RELATING TO TRADE PRACTICES; ENACTING THE RIGHT TO BE FORGOTTEN ACT; REQUIRING CERTAIN PERSONS THAT PROVIDE PUBLIC INFORMATION TO REMOVE DAMAGING INFORMATION UPON REQUEST; PROVIDING A CAUSE OF ACTION.
BE IT ENACTED BY THE LEGISLATURE OF THE STATE OF NEW MEXICO:
SECTION 1. [NEW MATERIAL] SHORT TITLE.–This act may be cited as the “Right to Be Forgotten Act”.
SECTION 2. [NEW MATERIAL] DEFINITIONS.–As used in the Right to Be Forgotten Act:
- “inaccurate, irrelevant, inadequate or excessive” means content relating to an individual that, after a significant lapse in time from its first publication, is no longer material to current public debate or discourse when considered in light of the demonstrable harm that the information, article or other content is causing to the individual’s professional, financial or personal reputation or other interest; but does not include content related to criminal convictions, legal matters relating to violence in which the individual played a substantial role or content that is of significant current public interest; and
- “publisher” means a search engine, indexer, publisher or other person that makes information about an individual available, on or through the internet or other widely used computer-based network, program or service.
SECTION 3. [NEW MATERIAL] REMOVAL OF INFORMATION.—A publisher shall remove inaccurate, irrelevant, inadequate or excessive content regarding an individual, and any links or indexes to that content, within thirty days of the date of receipt of a request to do so from that individual. The publisher shall not replace or cooperate with another person to replace the removed content with any disclaimer, take down notice, hyperlink or other replacement notice, information or content that refers the reader to another source that provides the removed information.
SECTION 4. [NEW MATERIAL] PRIVATE REMEDIES.—
- An individual may bring an action against a publisher that violates Section 3 of the Right to Be Forgotten Act and may recover the greater of any actual monetary loss or statutory damages in the amount of two hundred fifty dollars ($250) for each day or portion of a day in excess of thirty days after the publisher received the request for removal that the publisher:
(1) fails to remove inaccurate, irrelevant, inadequate or excessive content; or
(2) fails to remove any disclaimer, take down notice, hyperlink or other replacement notice, information or content that refers the reader to another source that provides the removed information.
- The court shall award attorney fees and costs to the party complaining of a violation of the Right to Be Forgotten Act if the party prevails. The court shall award attorney fees and costs to the party charged with violation of the Right to Be Forgotten Act if it finds that the party complaining of a violation brought an action that was groundless.

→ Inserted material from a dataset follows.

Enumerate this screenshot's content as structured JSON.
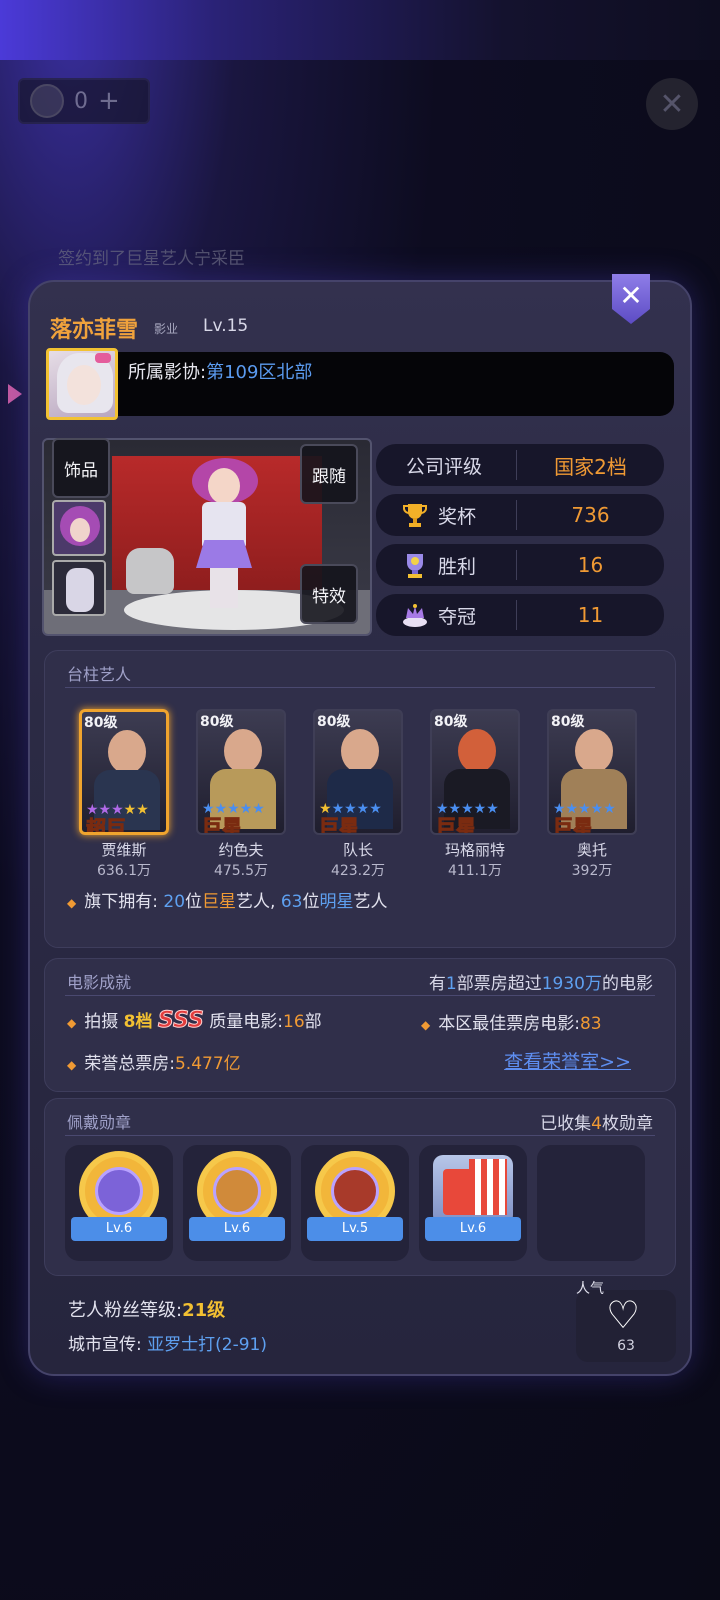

- The relief provided in this section is in addition to remedies otherwise available against the same conduct under the common law or other statutes of this state.
SECTION 5. EFFECTIVE DATE.–The effective date of the provisions of this act is July 1, 2019.- 3 -.213033.1